The arms control initiative was perhaps the most noteworthy development to come out of yesterday’s talks, though it was in large part a follow-up of an agreement reached by the U.S. and Russian presidents during a G-7 meeting in Cologne last month. Officials from the two countries said yesterday that the upcoming negotiations–to take place sometime in August–will focus on a START III treaty which will lower the number of warheads of each country to 2,000. Stepashin and Gore said that they would also begin a new push for Russian lawmakers to ratify the 1993 START II treaty, which calls for warhead levels of 3,500 for each side. START II was ratified by the U.S. Senate in 1996, but Russian lawmakers have used a number of foreign and domestic issues as pretexts to delay their formally considering the accord–most recently, NATO’s air campaign against Yugoslavia.
Next month’s talks will be the first negotiations on START III. The Clinton administration had until now refused to begin formal negotiations on START III until the Russian Duma had ratified START II. Gore nevertheless made it clear yesterday that Washington will not consider implementing a START III agreement until START II is ratified.
The August talks will also deal with differences between Washington and Moscow over the 1972 ABM Treaty. During last month’s G-7 summit in Cologne, Clinton reportedly won a pledge from Yeltsin that Moscow would–for the first time–consider changes sought by Washington in the ABM treaty. The changes would further U.S. efforts to deploy a nationwide missile defense system. It remains to be seen, however, whether Moscow has much intention to be flexible on the issue. Russian defense and government officials have continued to make it clear that Moscow regards the ABM treaty as the cornerstone of arms control efforts and a key to strategic stability. Russian lawmakers, meanwhile, have warned that any ratification of START II by the Duma would contain provisions allowing Russia to withdraw from the treaty if Washington violates the ABM treaty (see the Monitor, June 22).
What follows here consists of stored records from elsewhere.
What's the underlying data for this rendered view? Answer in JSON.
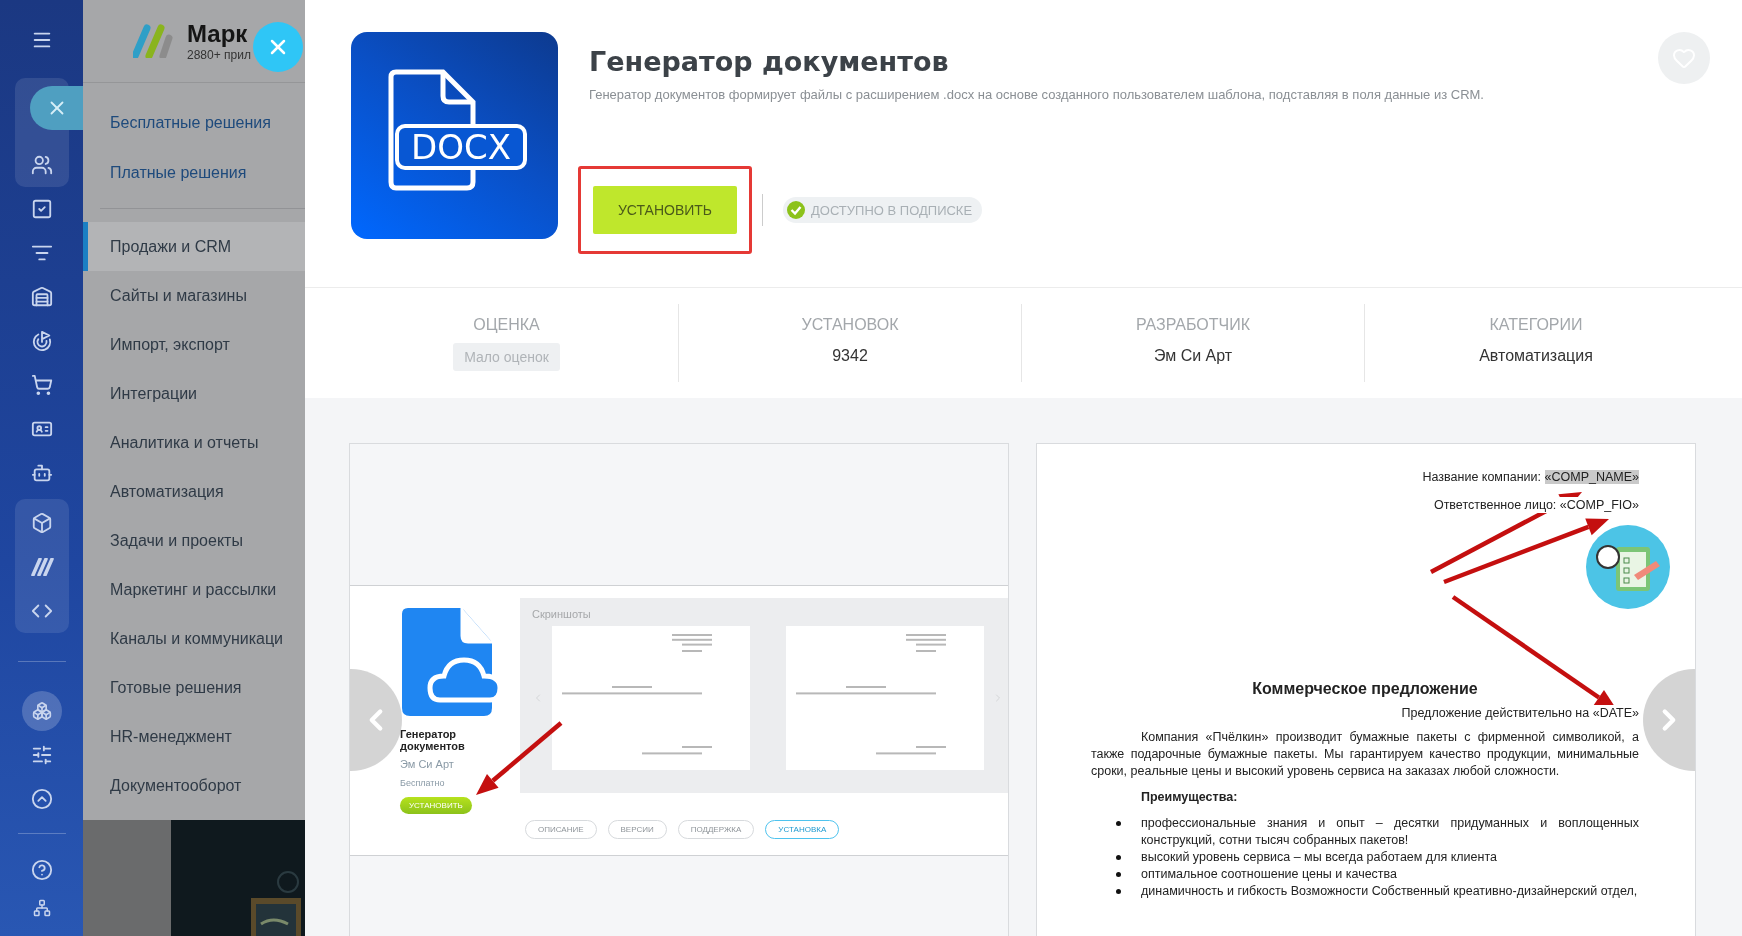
{
  "catalog": {
    "title": "Марк",
    "subtitle": "2880+ прил",
    "links": [
      "Бесплатные решения",
      "Платные решения"
    ],
    "categories": [
      {
        "label": "Продажи и CRM",
        "selected": true
      },
      {
        "label": "Сайты и магазины",
        "selected": false
      },
      {
        "label": "Импорт, экспорт",
        "selected": false
      },
      {
        "label": "Интеграции",
        "selected": false
      },
      {
        "label": "Аналитика и отчеты",
        "selected": false
      },
      {
        "label": "Автоматизация",
        "selected": false
      },
      {
        "label": "Задачи и проекты",
        "selected": false
      },
      {
        "label": "Маркетинг и рассылки",
        "selected": false
      },
      {
        "label": "Каналы и коммуникаци",
        "selected": false
      },
      {
        "label": "Готовые решения",
        "selected": false
      },
      {
        "label": "HR-менеджмент",
        "selected": false
      },
      {
        "label": "Документооборот",
        "selected": false
      }
    ]
  },
  "app": {
    "icon_label": "DOCX",
    "title": "Генератор документов",
    "description": "Генератор документов формирует файлы с расширением .docx на основе созданного пользователем шаблона, подставляя в поля данные из CRM.",
    "install_button": "УСТАНОВИТЬ",
    "install_highlighted": true,
    "badge": "ДОСТУПНО В ПОДПИСКЕ",
    "stats": [
      {
        "label": "ОЦЕНКА",
        "value": "Мало оценок",
        "kind": "chip"
      },
      {
        "label": "УСТАНОВОК",
        "value": "9342",
        "kind": "text"
      },
      {
        "label": "РАЗРАБОТЧИК",
        "value": "Эм Си Арт",
        "kind": "text"
      },
      {
        "label": "КАТЕГОРИИ",
        "value": "Автоматизация",
        "kind": "text"
      }
    ]
  },
  "screenshots": [
    {
      "kind": "app_page",
      "title": "Генератор документов",
      "developer": "Эм Си Арт",
      "price": "Бесплатно",
      "install_button": "УСТАНОВИТЬ",
      "gallery_title": "Скриншоты",
      "tabs": [
        {
          "label": "ОПИСАНИЕ",
          "selected": false
        },
        {
          "label": "ВЕРСИИ",
          "selected": false
        },
        {
          "label": "ПОДДЕРЖКА",
          "selected": false
        },
        {
          "label": "УСТАНОВКА",
          "selected": true
        }
      ]
    },
    {
      "kind": "document",
      "fields": [
        {
          "label": "Название компании:",
          "value": "«COMP_NAME»",
          "highlighted": true
        },
        {
          "label": "Ответственное лицо:",
          "value": "«COMP_FIO»",
          "highlighted": false
        }
      ],
      "heading": "Коммерческое предложение",
      "validity": "Предложение действительно на «DATE»",
      "paragraph": "Компания «Пчёлкин» производит бумажные пакеты с фирменной символикой, а также подарочные бумажные пакеты. Мы гарантируем качество продукции, минимальные сроки, реальные цены и высокий уровень сервиса на заказах любой сложности.",
      "subheading": "Преимущества:",
      "bullets": [
        "профессиональные знания и опыт – десятки придуманных и воплощенных конструкций, сотни тысяч собранных пакетов!",
        "высокий уровень сервиса – мы всегда работаем для клиента",
        "оптимальное соотношение цены и качества",
        "динамичность и гибкость Возможности Собственный креативно-дизайнерский отдел,"
      ]
    }
  ]
}
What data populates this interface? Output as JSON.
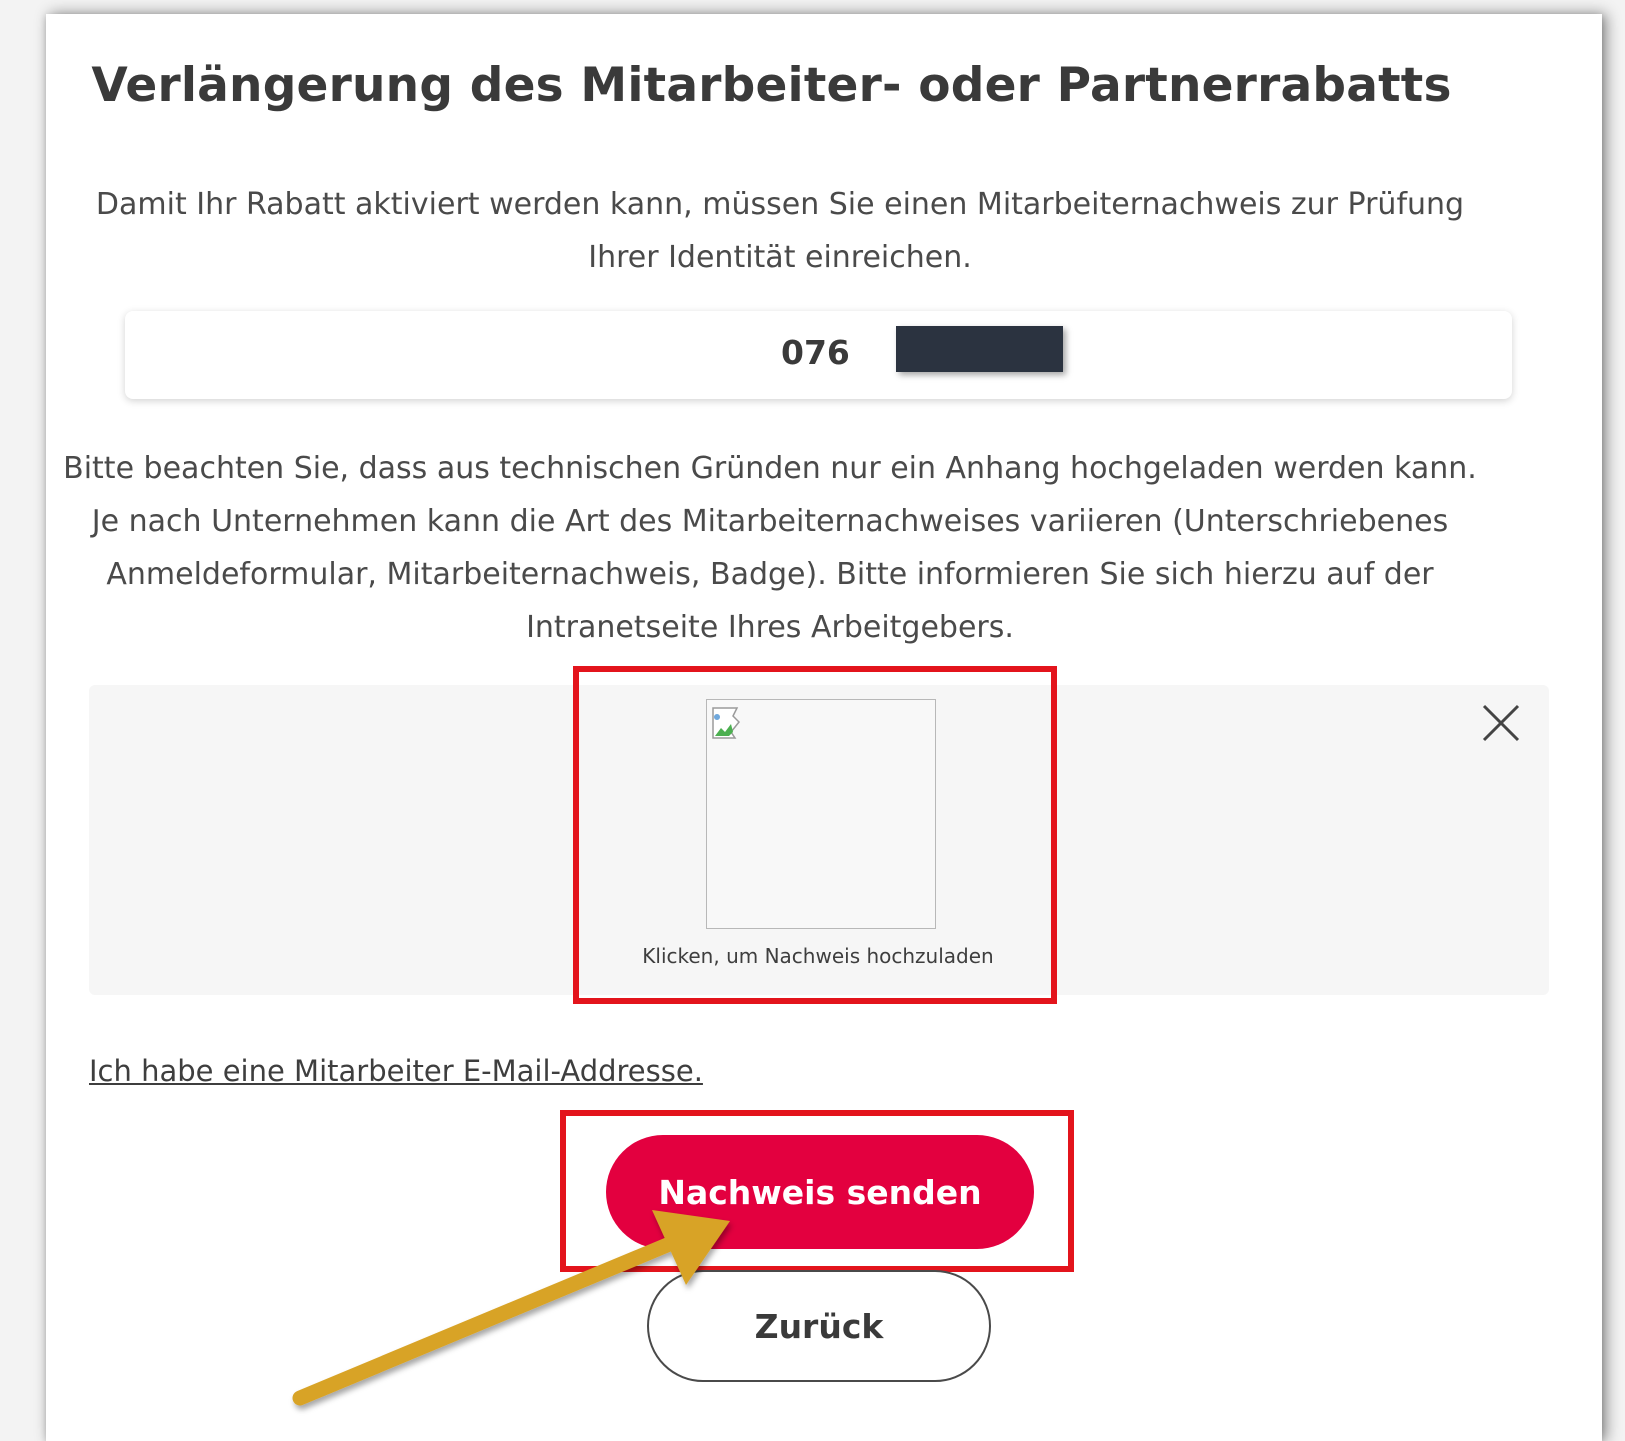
{
  "dialog": {
    "title": "Verlängerung des Mitarbeiter- oder Partnerrabatts",
    "intro": "Damit Ihr Rabatt aktiviert werden kann, müssen Sie einen Mitarbeiternachweis zur Prüfung Ihrer Identität einreichen.",
    "number_visible": "076",
    "info": "Bitte beachten Sie, dass aus technischen Gründen nur ein Anhang hochgeladen werden kann. Je nach Unternehmen kann die Art des Mitarbeiternachweises variieren (Unterschriebenes Anmeldeformular, Mitarbeiternachweis, Badge). Bitte informieren Sie sich hierzu auf der Intranetseite Ihres Arbeitgebers."
  },
  "upload": {
    "caption": "Klicken, um Nachweis hochzuladen",
    "close_icon": "close-icon",
    "image_icon": "broken-image-icon"
  },
  "links": {
    "employee_email": "Ich habe eine Mitarbeiter E-Mail-Addresse."
  },
  "buttons": {
    "send": "Nachweis senden",
    "back": "Zurück"
  },
  "colors": {
    "primary": "#e3003f",
    "highlight": "#e3141c",
    "arrow": "#d8a326",
    "redaction": "#2b3340"
  }
}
Much as was the case during U.S. Secretary of State Madeleine Albright’s talks earlier this week with Russian Foreign Minister Igor Ivanov in Singapore (see the Monitor, July 27), yesterday’s glad tidings could not obscure the fact that Russia and the United States remain divided on several key issues. Like Ivanov, Stepashin scolded the United States for what he described as Washington’s efforts to play international policeman and to appoint itself the world’s sole guardian of freedom or human rights. “It is very dangerous,” Stepashin said, for the United States to assume such a role. Stepashin also underscored differences between Washington and Moscow on the question of aid to Yugoslavia. He spoke of a looming “humanitarian catastrophe in the heart of Europe” if the United States and other Western countries maintained their opposition to aid for Serbia. Gore said that the matter would be discussed during this weekend’s summit of world leaders in Sarajevo. According to Stepashin, the Russian and U.S. presidents will deal with the same subject when they meet in September at the Asia-Pacific Economic Cooperation forum in New Zealand (Reuters, UPI, AP, Russian agencies, July 27).
RUSSIAN-U.S. SPY ROW?